━━━ Exercise data ━━━
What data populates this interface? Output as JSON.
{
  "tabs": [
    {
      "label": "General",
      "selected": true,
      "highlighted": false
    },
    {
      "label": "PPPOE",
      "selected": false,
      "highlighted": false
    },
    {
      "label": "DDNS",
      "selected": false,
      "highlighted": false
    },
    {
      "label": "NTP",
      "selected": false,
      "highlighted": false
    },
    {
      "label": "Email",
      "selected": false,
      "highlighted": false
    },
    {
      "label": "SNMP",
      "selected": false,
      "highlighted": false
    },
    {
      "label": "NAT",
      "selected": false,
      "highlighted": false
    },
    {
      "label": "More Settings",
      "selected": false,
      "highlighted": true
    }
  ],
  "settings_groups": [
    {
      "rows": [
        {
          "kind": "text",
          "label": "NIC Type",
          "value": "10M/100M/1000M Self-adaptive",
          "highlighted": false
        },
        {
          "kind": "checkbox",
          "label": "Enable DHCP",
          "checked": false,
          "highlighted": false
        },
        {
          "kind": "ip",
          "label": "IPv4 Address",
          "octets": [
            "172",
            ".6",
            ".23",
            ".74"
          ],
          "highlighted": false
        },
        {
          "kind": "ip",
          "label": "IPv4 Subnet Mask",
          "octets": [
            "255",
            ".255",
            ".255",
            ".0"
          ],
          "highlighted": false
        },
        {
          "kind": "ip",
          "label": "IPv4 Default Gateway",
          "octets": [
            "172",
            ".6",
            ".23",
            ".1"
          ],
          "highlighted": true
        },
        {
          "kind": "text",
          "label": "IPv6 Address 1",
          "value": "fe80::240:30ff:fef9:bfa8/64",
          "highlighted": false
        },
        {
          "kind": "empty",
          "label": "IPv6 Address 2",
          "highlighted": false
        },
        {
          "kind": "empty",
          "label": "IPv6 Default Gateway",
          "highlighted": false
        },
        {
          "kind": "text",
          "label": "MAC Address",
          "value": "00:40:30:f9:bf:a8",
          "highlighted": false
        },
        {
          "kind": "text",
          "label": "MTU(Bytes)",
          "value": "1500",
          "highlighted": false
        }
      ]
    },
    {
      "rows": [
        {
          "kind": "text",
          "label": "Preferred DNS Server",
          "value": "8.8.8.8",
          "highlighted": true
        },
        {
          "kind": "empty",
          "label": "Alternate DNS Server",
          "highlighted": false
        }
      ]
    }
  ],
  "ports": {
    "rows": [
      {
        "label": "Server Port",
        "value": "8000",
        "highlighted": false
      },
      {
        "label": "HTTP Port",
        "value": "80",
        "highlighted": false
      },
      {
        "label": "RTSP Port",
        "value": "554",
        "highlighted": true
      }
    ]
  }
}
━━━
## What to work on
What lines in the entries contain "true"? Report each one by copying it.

## Exercise answer
      "selected": true,
      "highlighted": true
          "highlighted": true
          "highlighted": true
        "highlighted": true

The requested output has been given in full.